(Website and app data records)
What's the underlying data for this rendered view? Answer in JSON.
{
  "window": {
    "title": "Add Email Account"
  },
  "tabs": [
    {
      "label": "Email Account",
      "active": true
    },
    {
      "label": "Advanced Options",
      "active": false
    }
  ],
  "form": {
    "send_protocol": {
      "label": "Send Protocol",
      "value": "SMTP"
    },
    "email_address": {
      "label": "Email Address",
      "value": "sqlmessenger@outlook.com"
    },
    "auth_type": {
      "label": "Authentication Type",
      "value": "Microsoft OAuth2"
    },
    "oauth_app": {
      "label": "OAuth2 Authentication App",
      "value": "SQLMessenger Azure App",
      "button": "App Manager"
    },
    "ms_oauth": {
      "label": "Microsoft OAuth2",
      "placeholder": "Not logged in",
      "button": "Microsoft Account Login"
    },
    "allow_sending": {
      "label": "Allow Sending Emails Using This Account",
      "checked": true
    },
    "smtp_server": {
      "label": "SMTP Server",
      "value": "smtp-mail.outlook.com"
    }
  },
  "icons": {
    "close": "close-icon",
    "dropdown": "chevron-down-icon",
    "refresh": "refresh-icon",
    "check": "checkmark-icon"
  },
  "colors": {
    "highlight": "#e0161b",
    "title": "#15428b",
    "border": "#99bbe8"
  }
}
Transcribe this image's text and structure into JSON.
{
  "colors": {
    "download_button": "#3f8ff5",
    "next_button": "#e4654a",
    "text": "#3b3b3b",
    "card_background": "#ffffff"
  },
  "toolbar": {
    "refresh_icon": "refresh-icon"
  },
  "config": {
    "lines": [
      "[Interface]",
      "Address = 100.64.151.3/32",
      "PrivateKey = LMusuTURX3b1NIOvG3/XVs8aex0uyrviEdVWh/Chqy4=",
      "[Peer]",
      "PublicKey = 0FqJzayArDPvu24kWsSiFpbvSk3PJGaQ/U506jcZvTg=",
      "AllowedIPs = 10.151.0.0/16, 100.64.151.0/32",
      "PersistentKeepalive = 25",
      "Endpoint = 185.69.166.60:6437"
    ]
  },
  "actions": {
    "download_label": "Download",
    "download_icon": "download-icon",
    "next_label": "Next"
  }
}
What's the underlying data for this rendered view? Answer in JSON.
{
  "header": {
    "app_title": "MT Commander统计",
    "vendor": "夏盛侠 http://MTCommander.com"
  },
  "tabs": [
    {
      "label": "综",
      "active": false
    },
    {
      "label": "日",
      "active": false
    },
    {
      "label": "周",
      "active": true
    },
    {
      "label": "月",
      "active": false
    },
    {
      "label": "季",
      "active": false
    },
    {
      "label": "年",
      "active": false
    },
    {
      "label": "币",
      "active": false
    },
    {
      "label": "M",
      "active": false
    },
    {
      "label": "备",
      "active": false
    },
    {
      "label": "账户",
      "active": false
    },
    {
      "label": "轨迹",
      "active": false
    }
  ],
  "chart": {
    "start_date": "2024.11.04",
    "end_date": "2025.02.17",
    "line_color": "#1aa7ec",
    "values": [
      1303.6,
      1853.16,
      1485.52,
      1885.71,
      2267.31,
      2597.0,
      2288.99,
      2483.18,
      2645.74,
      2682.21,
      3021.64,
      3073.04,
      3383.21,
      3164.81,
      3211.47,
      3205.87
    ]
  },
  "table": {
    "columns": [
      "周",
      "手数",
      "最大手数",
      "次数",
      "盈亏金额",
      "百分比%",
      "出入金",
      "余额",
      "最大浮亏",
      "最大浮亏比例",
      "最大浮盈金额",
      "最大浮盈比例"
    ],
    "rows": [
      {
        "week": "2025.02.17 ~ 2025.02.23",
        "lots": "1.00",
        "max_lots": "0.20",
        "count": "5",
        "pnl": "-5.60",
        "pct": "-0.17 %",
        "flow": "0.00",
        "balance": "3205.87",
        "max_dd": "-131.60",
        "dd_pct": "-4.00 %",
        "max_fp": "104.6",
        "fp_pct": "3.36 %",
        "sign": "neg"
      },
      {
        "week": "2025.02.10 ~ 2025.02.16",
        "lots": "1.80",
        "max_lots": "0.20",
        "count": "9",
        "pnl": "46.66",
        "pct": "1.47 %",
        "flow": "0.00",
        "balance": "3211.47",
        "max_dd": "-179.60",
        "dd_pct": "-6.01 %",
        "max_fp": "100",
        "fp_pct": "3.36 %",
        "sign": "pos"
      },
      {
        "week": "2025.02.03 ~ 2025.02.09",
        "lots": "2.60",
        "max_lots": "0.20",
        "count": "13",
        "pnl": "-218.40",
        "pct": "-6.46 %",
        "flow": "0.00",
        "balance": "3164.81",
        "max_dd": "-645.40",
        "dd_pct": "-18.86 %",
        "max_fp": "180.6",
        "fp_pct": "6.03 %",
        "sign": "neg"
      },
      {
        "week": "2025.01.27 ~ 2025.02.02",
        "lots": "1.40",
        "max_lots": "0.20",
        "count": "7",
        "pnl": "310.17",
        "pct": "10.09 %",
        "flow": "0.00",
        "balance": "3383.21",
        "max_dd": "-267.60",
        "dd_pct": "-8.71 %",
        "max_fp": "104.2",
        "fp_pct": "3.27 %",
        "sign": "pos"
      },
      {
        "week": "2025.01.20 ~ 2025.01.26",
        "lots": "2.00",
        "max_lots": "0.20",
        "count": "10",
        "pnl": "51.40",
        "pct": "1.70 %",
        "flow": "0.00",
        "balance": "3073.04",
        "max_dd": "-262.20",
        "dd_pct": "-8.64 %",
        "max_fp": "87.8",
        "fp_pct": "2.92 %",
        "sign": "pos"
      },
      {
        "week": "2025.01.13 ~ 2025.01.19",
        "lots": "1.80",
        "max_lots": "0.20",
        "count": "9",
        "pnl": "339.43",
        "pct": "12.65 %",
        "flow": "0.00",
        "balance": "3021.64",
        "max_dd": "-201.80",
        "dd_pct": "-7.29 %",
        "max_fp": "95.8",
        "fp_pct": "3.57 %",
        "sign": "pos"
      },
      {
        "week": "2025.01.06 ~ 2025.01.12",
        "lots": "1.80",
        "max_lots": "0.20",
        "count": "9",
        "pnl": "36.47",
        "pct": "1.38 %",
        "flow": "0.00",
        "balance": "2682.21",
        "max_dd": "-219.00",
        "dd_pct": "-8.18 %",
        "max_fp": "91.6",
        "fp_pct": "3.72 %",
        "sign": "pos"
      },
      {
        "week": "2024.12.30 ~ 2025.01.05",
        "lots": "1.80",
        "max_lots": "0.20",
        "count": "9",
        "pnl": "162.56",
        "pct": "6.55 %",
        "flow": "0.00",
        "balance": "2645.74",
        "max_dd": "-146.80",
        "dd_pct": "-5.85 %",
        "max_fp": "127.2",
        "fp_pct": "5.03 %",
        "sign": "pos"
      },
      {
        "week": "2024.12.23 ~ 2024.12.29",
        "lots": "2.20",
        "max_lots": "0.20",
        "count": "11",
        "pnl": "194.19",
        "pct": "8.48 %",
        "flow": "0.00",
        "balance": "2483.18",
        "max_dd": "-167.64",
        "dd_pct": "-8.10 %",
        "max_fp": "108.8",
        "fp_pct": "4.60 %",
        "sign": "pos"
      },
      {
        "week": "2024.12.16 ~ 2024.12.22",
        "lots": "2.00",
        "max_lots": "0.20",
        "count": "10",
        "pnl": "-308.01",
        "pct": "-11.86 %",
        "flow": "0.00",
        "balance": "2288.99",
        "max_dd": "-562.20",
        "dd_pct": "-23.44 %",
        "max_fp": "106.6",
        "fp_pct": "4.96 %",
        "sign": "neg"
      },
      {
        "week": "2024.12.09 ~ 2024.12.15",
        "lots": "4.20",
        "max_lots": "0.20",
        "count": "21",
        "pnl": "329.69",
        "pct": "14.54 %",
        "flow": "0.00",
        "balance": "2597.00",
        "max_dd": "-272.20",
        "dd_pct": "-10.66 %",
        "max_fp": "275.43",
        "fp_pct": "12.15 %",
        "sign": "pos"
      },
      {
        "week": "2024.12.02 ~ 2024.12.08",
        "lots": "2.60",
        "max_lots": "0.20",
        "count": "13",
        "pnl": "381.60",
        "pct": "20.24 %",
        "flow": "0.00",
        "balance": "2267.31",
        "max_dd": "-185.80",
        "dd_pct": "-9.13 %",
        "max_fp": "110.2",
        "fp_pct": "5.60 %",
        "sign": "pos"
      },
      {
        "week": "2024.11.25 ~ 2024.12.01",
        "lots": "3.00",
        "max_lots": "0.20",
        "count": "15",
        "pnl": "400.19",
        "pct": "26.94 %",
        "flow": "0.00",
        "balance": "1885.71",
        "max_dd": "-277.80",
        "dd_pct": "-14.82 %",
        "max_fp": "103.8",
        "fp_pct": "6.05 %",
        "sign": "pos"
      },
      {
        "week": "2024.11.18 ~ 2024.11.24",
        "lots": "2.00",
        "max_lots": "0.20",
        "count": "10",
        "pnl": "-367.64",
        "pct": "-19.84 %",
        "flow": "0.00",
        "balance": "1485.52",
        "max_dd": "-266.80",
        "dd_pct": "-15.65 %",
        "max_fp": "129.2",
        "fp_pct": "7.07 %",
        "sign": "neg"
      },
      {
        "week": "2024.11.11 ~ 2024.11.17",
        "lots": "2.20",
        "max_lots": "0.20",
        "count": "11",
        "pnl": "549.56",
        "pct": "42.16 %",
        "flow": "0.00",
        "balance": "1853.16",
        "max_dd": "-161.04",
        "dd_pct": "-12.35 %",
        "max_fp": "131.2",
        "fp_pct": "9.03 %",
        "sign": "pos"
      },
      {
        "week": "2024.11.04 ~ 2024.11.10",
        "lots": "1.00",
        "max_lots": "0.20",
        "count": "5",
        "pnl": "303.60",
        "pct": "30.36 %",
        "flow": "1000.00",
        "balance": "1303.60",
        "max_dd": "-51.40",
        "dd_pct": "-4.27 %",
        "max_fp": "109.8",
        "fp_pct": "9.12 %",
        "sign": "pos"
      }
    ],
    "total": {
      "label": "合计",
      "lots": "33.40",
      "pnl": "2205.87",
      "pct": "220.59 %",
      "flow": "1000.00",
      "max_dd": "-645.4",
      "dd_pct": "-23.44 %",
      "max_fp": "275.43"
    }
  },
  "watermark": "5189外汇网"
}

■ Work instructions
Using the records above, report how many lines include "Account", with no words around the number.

■ Task output
4